• TASK OBJECTIVE:
Take each line below that has "Media" and copy it.

##############################

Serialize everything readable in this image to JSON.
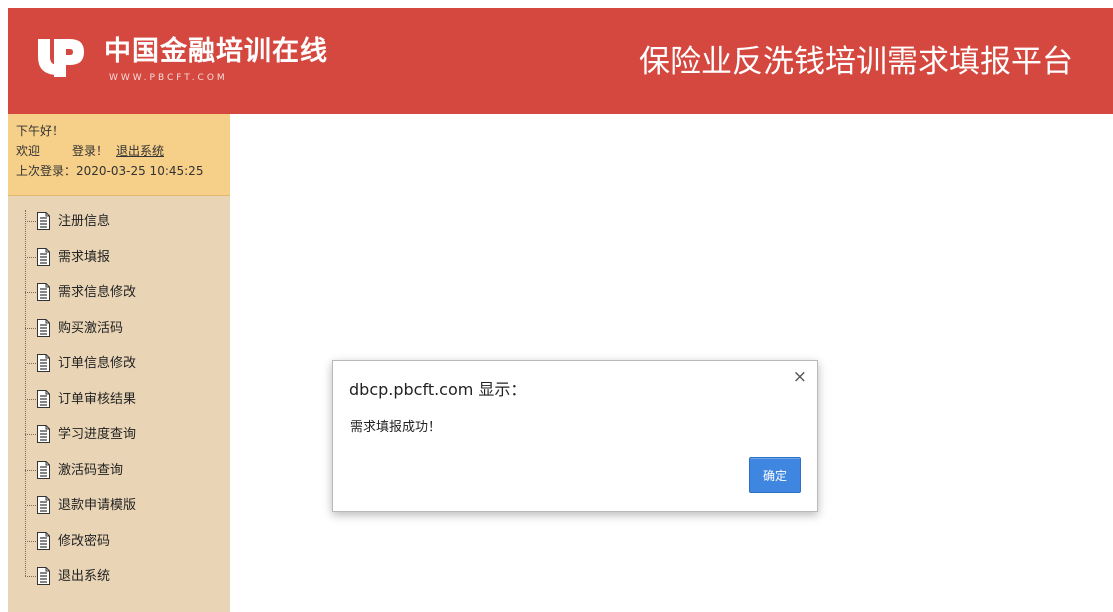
{
  "header": {
    "logo_name": "中国金融培训在线",
    "logo_url": "WWW.PBCFT.COM",
    "title": "保险业反洗钱培训需求填报平台"
  },
  "user_panel": {
    "greeting": "下午好！",
    "welcome": "欢迎",
    "logged_in": "登录！",
    "logout_link": "退出系统",
    "last_login": "上次登录：2020-03-25 10:45:25"
  },
  "nav": {
    "items": [
      {
        "label": "注册信息",
        "icon": "document-icon"
      },
      {
        "label": "需求填报",
        "icon": "document-icon"
      },
      {
        "label": "需求信息修改",
        "icon": "document-icon"
      },
      {
        "label": "购买激活码",
        "icon": "document-icon"
      },
      {
        "label": "订单信息修改",
        "icon": "document-icon"
      },
      {
        "label": "订单审核结果",
        "icon": "document-icon"
      },
      {
        "label": "学习进度查询",
        "icon": "document-icon"
      },
      {
        "label": "激活码查询",
        "icon": "document-icon"
      },
      {
        "label": "退款申请模版",
        "icon": "document-icon"
      },
      {
        "label": "修改密码",
        "icon": "document-icon"
      },
      {
        "label": "退出系统",
        "icon": "document-icon"
      }
    ]
  },
  "dialog": {
    "title": "dbcp.pbcft.com 显示：",
    "message": "需求填报成功！",
    "close_symbol": "×",
    "ok_label": "确定"
  },
  "colors": {
    "header_bg": "#d4483f",
    "sidebar_bg": "#e9d5b6",
    "greeting_bg": "#f6cf88",
    "button_bg": "#3f86e0"
  }
}
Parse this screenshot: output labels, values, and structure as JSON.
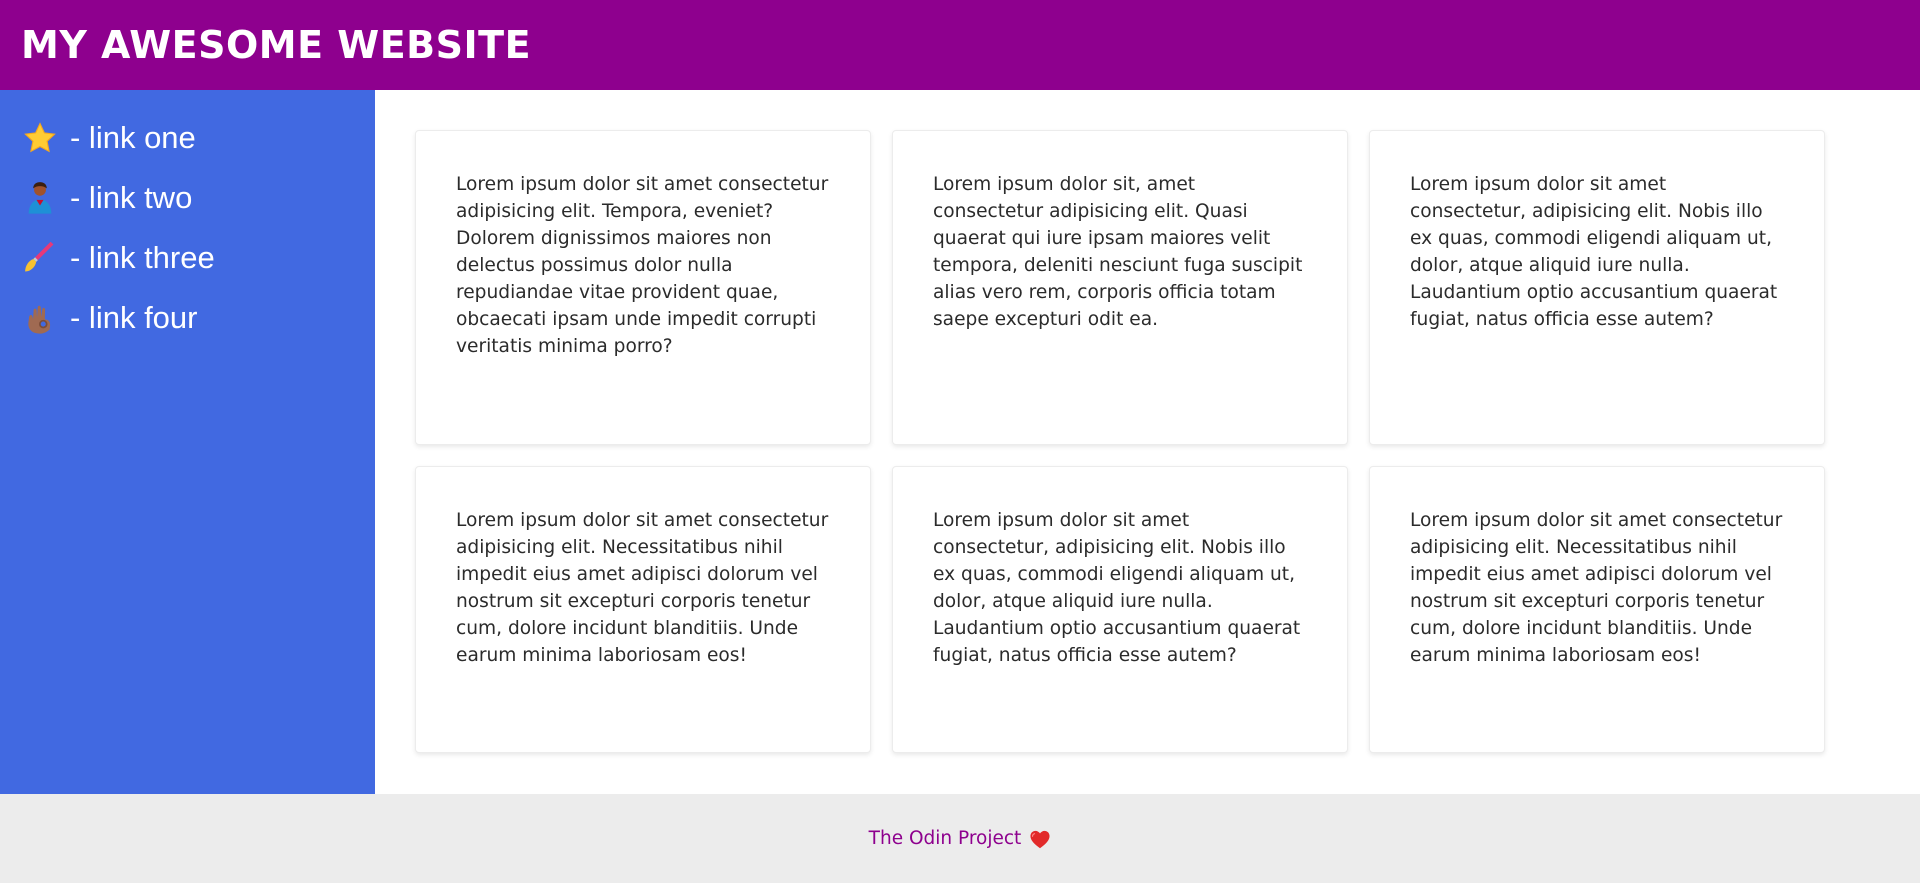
{
  "header": {
    "title": "MY AWESOME WEBSITE"
  },
  "sidebar": {
    "items": [
      {
        "icon": "star-icon",
        "label": "- link one"
      },
      {
        "icon": "person-icon",
        "label": "- link two"
      },
      {
        "icon": "paintbrush-icon",
        "label": "- link three"
      },
      {
        "icon": "ok-hand-icon",
        "label": "- link four"
      }
    ]
  },
  "cards": [
    {
      "text": "Lorem ipsum dolor sit amet consectetur adipisicing elit. Tempora, eveniet? Dolorem dignissimos maiores non delectus possimus dolor nulla repudiandae vitae provident quae, obcaecati ipsam unde impedit corrupti veritatis minima porro?"
    },
    {
      "text": "Lorem ipsum dolor sit, amet consectetur adipisicing elit. Quasi quaerat qui iure ipsam maiores velit tempora, deleniti nesciunt fuga suscipit alias vero rem, corporis officia totam saepe excepturi odit ea."
    },
    {
      "text": "Lorem ipsum dolor sit amet consectetur, adipisicing elit. Nobis illo ex quas, commodi eligendi aliquam ut, dolor, atque aliquid iure nulla. Laudantium optio accusantium quaerat fugiat, natus officia esse autem?"
    },
    {
      "text": "Lorem ipsum dolor sit amet consectetur adipisicing elit. Necessitatibus nihil impedit eius amet adipisci dolorum vel nostrum sit excepturi corporis tenetur cum, dolore incidunt blanditiis. Unde earum minima laboriosam eos!"
    },
    {
      "text": "Lorem ipsum dolor sit amet consectetur, adipisicing elit. Nobis illo ex quas, commodi eligendi aliquam ut, dolor, atque aliquid iure nulla. Laudantium optio accusantium quaerat fugiat, natus officia esse autem?"
    },
    {
      "text": "Lorem ipsum dolor sit amet consectetur adipisicing elit. Necessitatibus nihil impedit eius amet adipisci dolorum vel nostrum sit excepturi corporis tenetur cum, dolore incidunt blanditiis. Unde earum minima laboriosam eos!"
    }
  ],
  "footer": {
    "text": "The Odin Project",
    "icon": "heart-icon"
  },
  "colors": {
    "header_bg": "#8e008e",
    "sidebar_bg": "#4169e1",
    "footer_bg": "#ececec",
    "footer_text": "#8e008e"
  }
}
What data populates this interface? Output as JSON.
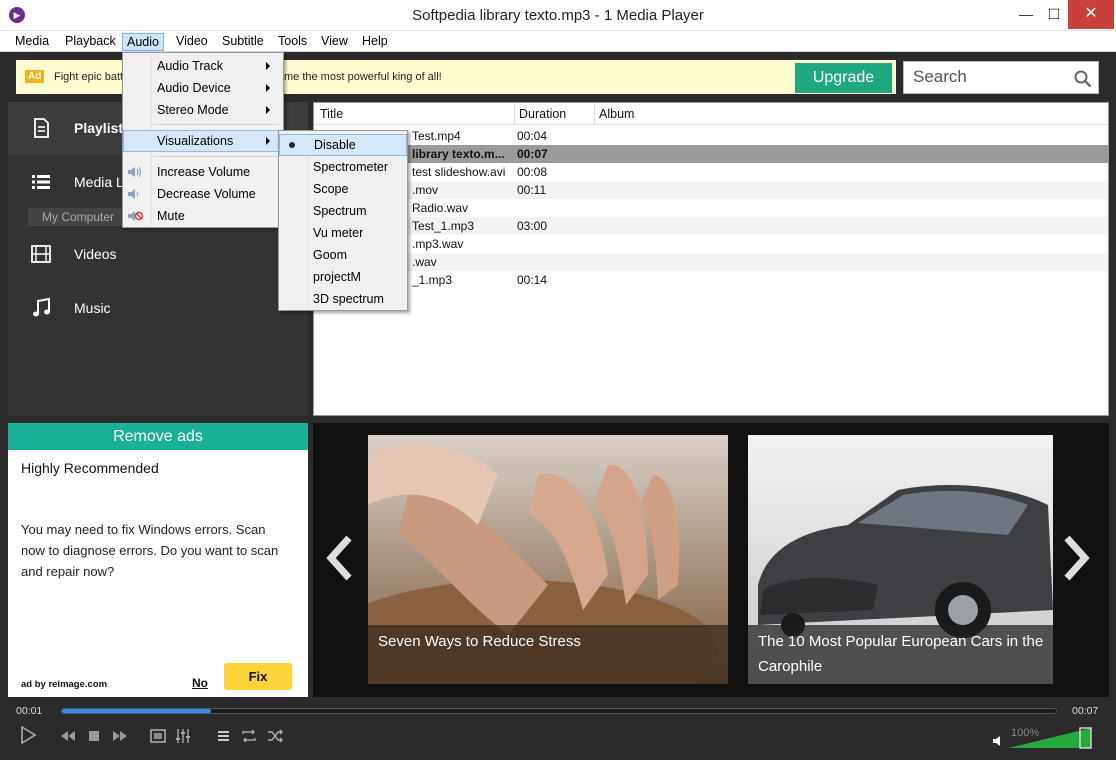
{
  "window": {
    "title": "Softpedia library texto.mp3 - 1 Media Player",
    "minimize": "—",
    "maximize": "☐",
    "close": "✕"
  },
  "menubar": [
    "Media",
    "Playback",
    "Audio",
    "Video",
    "Subtitle",
    "Tools",
    "View",
    "Help"
  ],
  "ad": {
    "badge": "Ad",
    "text_left": "Fight epic batt",
    "text_right": "me the most powerful king of all!",
    "upgrade": "Upgrade"
  },
  "search": {
    "placeholder": "Search"
  },
  "sidebar": {
    "playlist": "Playlist",
    "media_library": "Media Li",
    "my_computer": "My Computer",
    "videos": "Videos",
    "music": "Music"
  },
  "playlist": {
    "columns": [
      "Title",
      "Duration",
      "Album"
    ],
    "rows": [
      {
        "title": "Test.mp4",
        "duration": "00:04"
      },
      {
        "title": "library texto.m...",
        "duration": "00:07",
        "playing": true
      },
      {
        "title": "test slideshow.avi",
        "duration": "00:08"
      },
      {
        "title": ".mov",
        "duration": "00:11"
      },
      {
        "title": "Radio.wav",
        "duration": ""
      },
      {
        "title": "Test_1.mp3",
        "duration": "03:00"
      },
      {
        "title": ".mp3.wav",
        "duration": ""
      },
      {
        "title": ".wav",
        "duration": ""
      },
      {
        "title": "_1.mp3",
        "duration": "00:14"
      }
    ]
  },
  "recommend": {
    "header": "Remove ads",
    "title": "Highly Recommended",
    "message": "You may need to fix Windows errors. Scan now to diagnose errors. Do you want to scan and repair now?",
    "by": "ad by reimage.com",
    "no": "No",
    "fix": "Fix"
  },
  "carousel": {
    "cards": [
      {
        "caption": "Seven Ways to Reduce Stress"
      },
      {
        "caption": "The 10 Most Popular European Cars in the Carophile"
      }
    ]
  },
  "controls": {
    "elapsed": "00:01",
    "total": "00:07",
    "progress": 0.15,
    "volume": "100%",
    "volume_level": 1.0,
    "accent": "#2f8fe8"
  },
  "audio_menu": {
    "items": [
      "Audio Track",
      "Audio Device",
      "Stereo Mode",
      "Visualizations",
      "Increase Volume",
      "Decrease Volume",
      "Mute"
    ]
  },
  "visualizations_menu": {
    "items": [
      "Disable",
      "Spectrometer",
      "Scope",
      "Spectrum",
      "Vu meter",
      "Goom",
      "projectM",
      "3D spectrum"
    ],
    "selected": "Disable"
  }
}
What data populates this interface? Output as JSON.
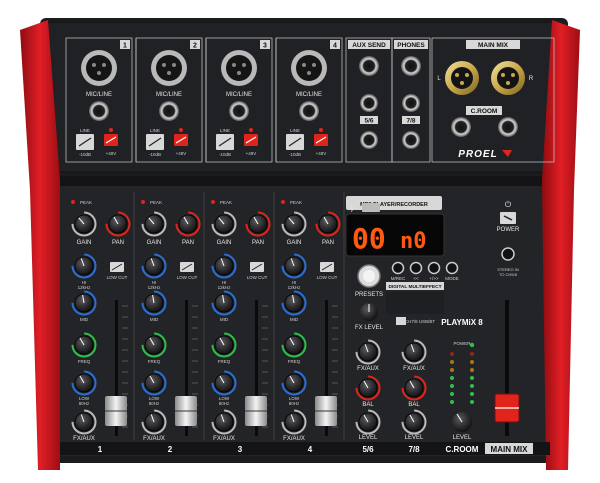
{
  "colors": {
    "body": "#1b1c1e",
    "panel": "#232427",
    "side": "#c8161d",
    "accent_red": "#e0241b",
    "led": "#ff5a10"
  },
  "top_panel": {
    "channel_numbers": [
      "1",
      "2",
      "3",
      "4"
    ],
    "mic_line_label": "MIC/LINE",
    "line_pad_label": "LINE",
    "pad_db_label": "-10dB",
    "phantom_label": "+48V",
    "aux_send_label": "AUX SEND",
    "phones_label": "PHONES",
    "main_mix_label": "MAIN MIX",
    "croom_label": "C.ROOM",
    "stereo_56_label": "5/6",
    "stereo_78_label": "7/8",
    "left_label": "L",
    "right_label": "R",
    "brand": "PROEL"
  },
  "channel_strip": {
    "peak_label": "PEAK",
    "gain_label": "GAIN",
    "pan_label": "PAN",
    "hi_label": "HI",
    "hi_freq": "12kHz",
    "low_cut_label": "LOW CUT",
    "mid_label": "MID",
    "freq_label": "FREQ",
    "low_label": "LOW",
    "low_freq": "80Hz",
    "fx_aux_label": "FX/AUX",
    "footer_labels": [
      "1",
      "2",
      "3",
      "4"
    ]
  },
  "mp3": {
    "title": "MP3 PLAYER/RECORDER",
    "display_left": "00",
    "display_right": "n0",
    "button_labels": [
      "M/REC",
      "<<",
      "+/>>",
      "MODE"
    ],
    "effect_title": "DIGITAL MULTIEFFECT",
    "presets_label": "PRESETS",
    "fx_level_label": "FX LEVEL",
    "usb_label": "CH7/8 USB/BT"
  },
  "master": {
    "power_label": "POWER",
    "stereo_in_label": "STEREO IN TO CH5/6",
    "model": "PLAYMiX 8",
    "led_power_label": "POWER",
    "fx_aux_label": "FX/AUX",
    "bal_label": "BAL",
    "level_label": "LEVEL",
    "footer_56": "5/6",
    "footer_78": "7/8",
    "footer_croom": "C.ROOM",
    "footer_main": "MAIN MIX"
  }
}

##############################

• ANSWER BOX:
    "title": "Softpedia library texto.mp3 - 1 Media Player",
    "Media",
    "media_library": "Media Li",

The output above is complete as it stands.